Wouldn’t any publisher consider it a plus if a prospective assistant editor came to the job interview with a reading fluency in at least one foreign language? During college the candidate could have studied the classics in that language, traveled in that country and read all the promising modern authors. If hired, the new editorial assistant could comb through the foreign country’s publishing lists, acquire advance copies, investigate the U.S. market for prospective works in translation and write up Readers Reports that would be reviewed by a senior editor. This would be good training for the editorial assistant and it would sure breathe new life into an industry struggling to match the literary demands of the world.Incisive criticism and insightful advice. An example of how this advice can succeed in application is the good idea David Godine had when he picked up Chercheur D’or at a foreign book fair, commissioned a translation, released it on the English-language market at The Prospector, and enjoyed a healthy kick in sales when Le Clézio won the Nobel Prize this year.
To acknowledge the other obvious example at the moment: Farrar, Straus and Giroux can't have any complaints as it keeps on publishing best-selling translations of what seems like Roberto Bolaño's entire ouevre, one after the other, in a feverish single-file congo line of doorstop opus epics of Latin American literary imagination. In Spain, in Germany, in Brazil, in Russia, lurk all kinds of authors, some as accomplished as any of the laurelled Anglo-American set, others as talented as Bolaño and as unknown as he was ten years ago. The oil's there, publishers, so why ain't ya drillin'? As we have learned is important in such endeavors, you better get there before someone drinks your milkshake. Not everyone's asleep: Dalkey, Godine, Open Letter, and Tameme have all got their bendy straws in place.
Holt goes on in some detail highlighting the benefits to be gained if American publishers were to engage a larger portion of international literature; her post is well worth reading in its entirety, as the first of three things she’d love to see (that is, that she’d love to see occur in American publishing). We wait, breath bated, for the third.

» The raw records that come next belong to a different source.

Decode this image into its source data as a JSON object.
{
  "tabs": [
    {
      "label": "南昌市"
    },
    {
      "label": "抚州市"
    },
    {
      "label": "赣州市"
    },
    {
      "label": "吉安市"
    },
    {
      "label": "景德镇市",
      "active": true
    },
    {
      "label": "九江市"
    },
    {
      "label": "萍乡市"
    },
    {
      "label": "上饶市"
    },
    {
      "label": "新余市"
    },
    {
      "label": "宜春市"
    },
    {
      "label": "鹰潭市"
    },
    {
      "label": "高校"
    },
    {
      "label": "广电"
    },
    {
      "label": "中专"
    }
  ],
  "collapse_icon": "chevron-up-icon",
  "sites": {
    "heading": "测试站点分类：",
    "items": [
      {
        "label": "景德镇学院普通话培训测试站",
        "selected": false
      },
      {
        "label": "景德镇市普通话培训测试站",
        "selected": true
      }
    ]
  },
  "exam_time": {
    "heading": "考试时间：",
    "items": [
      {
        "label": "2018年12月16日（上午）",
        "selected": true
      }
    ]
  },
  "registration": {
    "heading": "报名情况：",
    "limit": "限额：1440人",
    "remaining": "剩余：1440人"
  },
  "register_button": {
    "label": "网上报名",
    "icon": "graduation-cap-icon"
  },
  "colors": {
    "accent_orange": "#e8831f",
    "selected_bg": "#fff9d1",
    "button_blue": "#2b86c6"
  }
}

Among the many noteworthy points Holt relates in the making of her case:
-a Nobel Prize judge observes that American writers and publishers are too insular
-the NEA literature director describes the decline of published books in translation “a national crisis”
-the chair of PEN’s translation committee concludes that such monoglot practices “prevent authors from reaching readers anywhere outside their own country”
Many thanks to C.M. Mayo for pointing out Holt’s return to commentary on the ALTA mailing list. Mayo is the founder of Tameme, Inc., a California-based nonprofit devoted to the promotion of Spanish-English and English-Spanish translation. You can learn more about that outfit and about Mayo herself at her blog, or by checking out this recent interview in Saint Ann’s Review.